Data listing Start Marker
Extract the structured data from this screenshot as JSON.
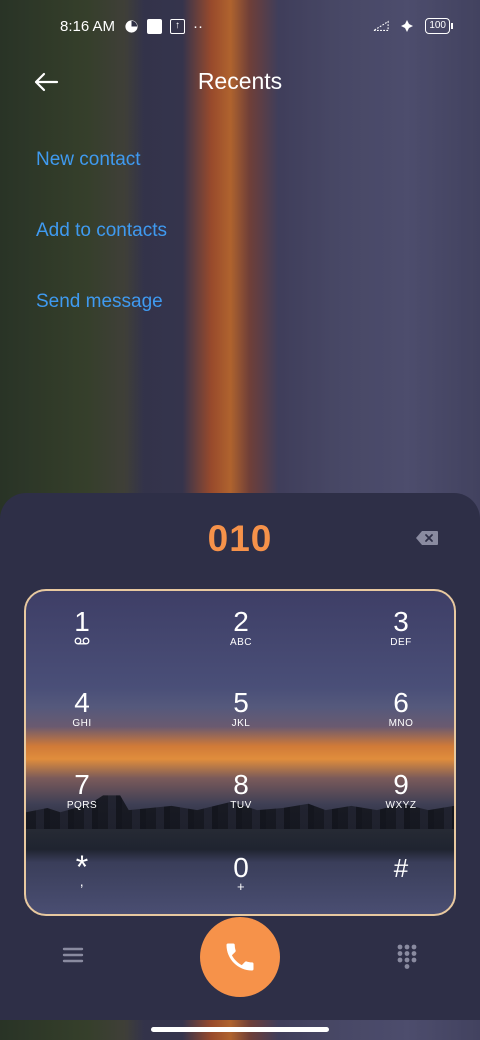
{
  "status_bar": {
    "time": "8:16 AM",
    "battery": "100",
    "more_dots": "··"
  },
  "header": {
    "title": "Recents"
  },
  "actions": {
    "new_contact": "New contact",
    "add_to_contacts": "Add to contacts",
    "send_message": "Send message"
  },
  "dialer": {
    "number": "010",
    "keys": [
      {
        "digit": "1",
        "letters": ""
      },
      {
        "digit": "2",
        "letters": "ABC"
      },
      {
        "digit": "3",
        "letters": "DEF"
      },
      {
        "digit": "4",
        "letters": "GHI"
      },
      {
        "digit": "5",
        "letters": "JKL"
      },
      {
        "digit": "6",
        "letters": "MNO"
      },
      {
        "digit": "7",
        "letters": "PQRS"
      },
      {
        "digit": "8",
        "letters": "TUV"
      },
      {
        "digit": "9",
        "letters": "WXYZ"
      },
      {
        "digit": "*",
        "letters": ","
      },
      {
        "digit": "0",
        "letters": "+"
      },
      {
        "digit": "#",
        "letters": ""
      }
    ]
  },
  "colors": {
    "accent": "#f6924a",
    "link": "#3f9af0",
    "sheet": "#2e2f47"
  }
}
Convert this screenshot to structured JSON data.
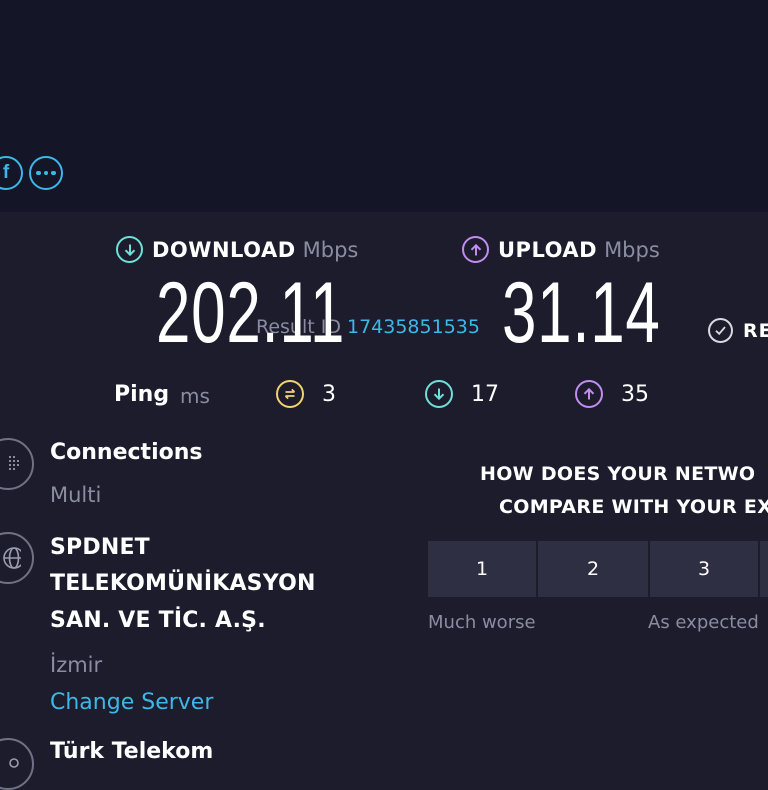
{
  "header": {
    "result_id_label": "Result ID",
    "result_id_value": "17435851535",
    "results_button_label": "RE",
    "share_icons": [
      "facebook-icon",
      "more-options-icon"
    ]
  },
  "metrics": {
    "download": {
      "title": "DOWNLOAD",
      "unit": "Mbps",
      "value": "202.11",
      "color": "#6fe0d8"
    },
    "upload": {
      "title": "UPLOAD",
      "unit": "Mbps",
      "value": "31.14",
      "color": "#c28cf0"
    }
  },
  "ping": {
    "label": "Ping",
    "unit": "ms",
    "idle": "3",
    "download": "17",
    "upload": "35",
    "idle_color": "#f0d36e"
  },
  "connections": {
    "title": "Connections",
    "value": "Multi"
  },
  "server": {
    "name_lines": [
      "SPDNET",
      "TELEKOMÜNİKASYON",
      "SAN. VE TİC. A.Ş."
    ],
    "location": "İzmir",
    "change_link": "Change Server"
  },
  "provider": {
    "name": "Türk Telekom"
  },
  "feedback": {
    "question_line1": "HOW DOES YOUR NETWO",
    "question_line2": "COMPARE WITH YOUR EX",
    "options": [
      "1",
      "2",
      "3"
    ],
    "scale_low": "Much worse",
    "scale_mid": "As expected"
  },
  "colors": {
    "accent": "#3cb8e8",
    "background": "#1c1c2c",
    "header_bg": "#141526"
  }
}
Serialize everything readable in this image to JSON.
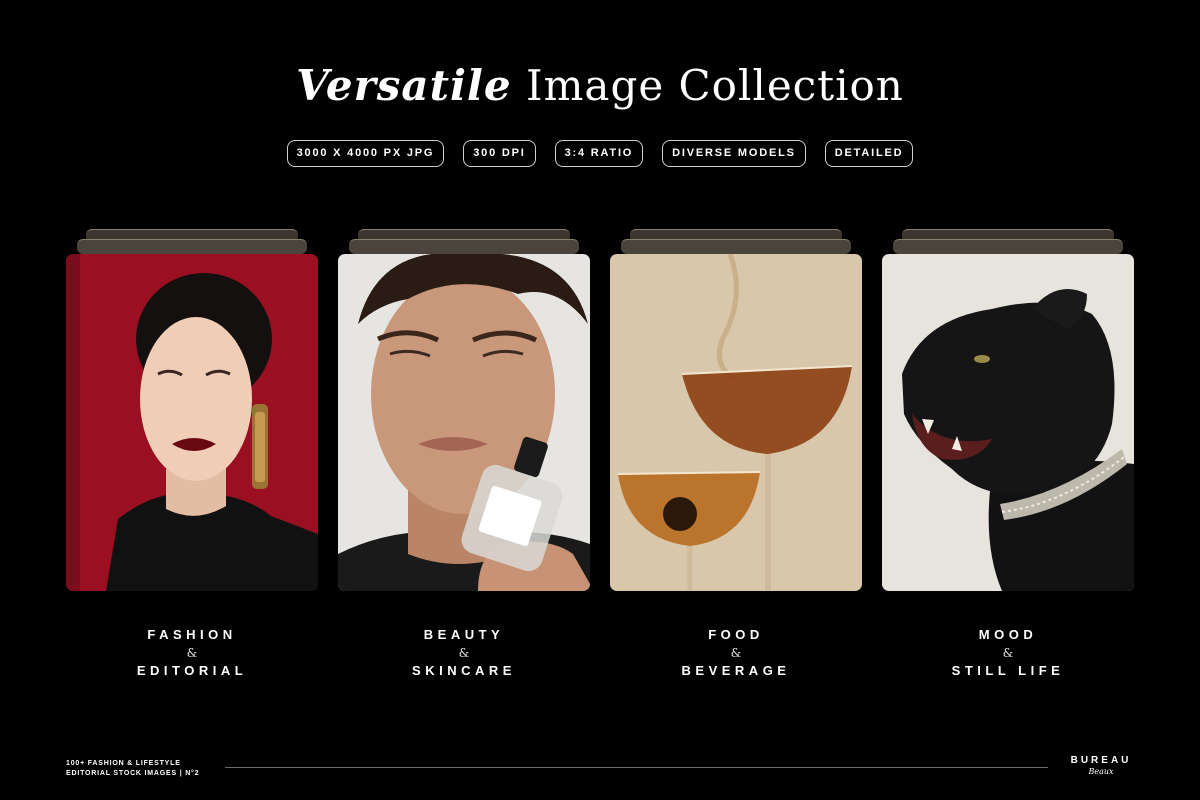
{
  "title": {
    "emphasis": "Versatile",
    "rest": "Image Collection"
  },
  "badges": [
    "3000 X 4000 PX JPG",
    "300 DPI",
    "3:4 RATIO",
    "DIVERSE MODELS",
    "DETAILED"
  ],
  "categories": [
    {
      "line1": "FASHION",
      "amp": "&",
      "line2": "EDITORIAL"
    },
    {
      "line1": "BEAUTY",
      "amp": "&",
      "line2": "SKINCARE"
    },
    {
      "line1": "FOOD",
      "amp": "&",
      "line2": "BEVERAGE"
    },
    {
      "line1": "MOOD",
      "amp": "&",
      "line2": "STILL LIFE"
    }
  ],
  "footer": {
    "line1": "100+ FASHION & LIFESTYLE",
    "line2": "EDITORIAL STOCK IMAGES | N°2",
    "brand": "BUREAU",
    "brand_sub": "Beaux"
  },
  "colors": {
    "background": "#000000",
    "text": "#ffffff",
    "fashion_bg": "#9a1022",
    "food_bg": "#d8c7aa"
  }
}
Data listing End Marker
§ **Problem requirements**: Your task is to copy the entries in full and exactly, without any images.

§ **Answer space**:
Extract the structured data from this screenshot as JSON.
{
  "status_bar": {
    "time": "8:16 AM",
    "battery": "100",
    "more_dots": "··"
  },
  "header": {
    "title": "Recents"
  },
  "actions": {
    "new_contact": "New contact",
    "add_to_contacts": "Add to contacts",
    "send_message": "Send message"
  },
  "dialer": {
    "number": "010",
    "keys": [
      {
        "digit": "1",
        "letters": ""
      },
      {
        "digit": "2",
        "letters": "ABC"
      },
      {
        "digit": "3",
        "letters": "DEF"
      },
      {
        "digit": "4",
        "letters": "GHI"
      },
      {
        "digit": "5",
        "letters": "JKL"
      },
      {
        "digit": "6",
        "letters": "MNO"
      },
      {
        "digit": "7",
        "letters": "PQRS"
      },
      {
        "digit": "8",
        "letters": "TUV"
      },
      {
        "digit": "9",
        "letters": "WXYZ"
      },
      {
        "digit": "*",
        "letters": ","
      },
      {
        "digit": "0",
        "letters": "+"
      },
      {
        "digit": "#",
        "letters": ""
      }
    ]
  },
  "colors": {
    "accent": "#f6924a",
    "link": "#3f9af0",
    "sheet": "#2e2f47"
  }
}
Convert this screenshot to structured JSON data.
{
  "header": {
    "result_id_label": "Result ID",
    "result_id_value": "17435851535",
    "results_button_label": "RE",
    "share_icons": [
      "facebook-icon",
      "more-options-icon"
    ]
  },
  "metrics": {
    "download": {
      "title": "DOWNLOAD",
      "unit": "Mbps",
      "value": "202.11",
      "color": "#6fe0d8"
    },
    "upload": {
      "title": "UPLOAD",
      "unit": "Mbps",
      "value": "31.14",
      "color": "#c28cf0"
    }
  },
  "ping": {
    "label": "Ping",
    "unit": "ms",
    "idle": "3",
    "download": "17",
    "upload": "35",
    "idle_color": "#f0d36e"
  },
  "connections": {
    "title": "Connections",
    "value": "Multi"
  },
  "server": {
    "name_lines": [
      "SPDNET",
      "TELEKOMÜNİKASYON",
      "SAN. VE TİC. A.Ş."
    ],
    "location": "İzmir",
    "change_link": "Change Server"
  },
  "provider": {
    "name": "Türk Telekom"
  },
  "feedback": {
    "question_line1": "HOW DOES YOUR NETWO",
    "question_line2": "COMPARE WITH YOUR EX",
    "options": [
      "1",
      "2",
      "3"
    ],
    "scale_low": "Much worse",
    "scale_mid": "As expected"
  },
  "colors": {
    "accent": "#3cb8e8",
    "background": "#1c1c2c",
    "header_bg": "#141526"
  }
}
Serialize everything readable in this image to JSON.
{
  "title": {
    "emphasis": "Versatile",
    "rest": "Image Collection"
  },
  "badges": [
    "3000 X 4000 PX JPG",
    "300 DPI",
    "3:4 RATIO",
    "DIVERSE MODELS",
    "DETAILED"
  ],
  "categories": [
    {
      "line1": "FASHION",
      "amp": "&",
      "line2": "EDITORIAL"
    },
    {
      "line1": "BEAUTY",
      "amp": "&",
      "line2": "SKINCARE"
    },
    {
      "line1": "FOOD",
      "amp": "&",
      "line2": "BEVERAGE"
    },
    {
      "line1": "MOOD",
      "amp": "&",
      "line2": "STILL LIFE"
    }
  ],
  "footer": {
    "line1": "100+ FASHION & LIFESTYLE",
    "line2": "EDITORIAL STOCK IMAGES | N°2",
    "brand": "BUREAU",
    "brand_sub": "Beaux"
  },
  "colors": {
    "background": "#000000",
    "text": "#ffffff",
    "fashion_bg": "#9a1022",
    "food_bg": "#d8c7aa"
  }
}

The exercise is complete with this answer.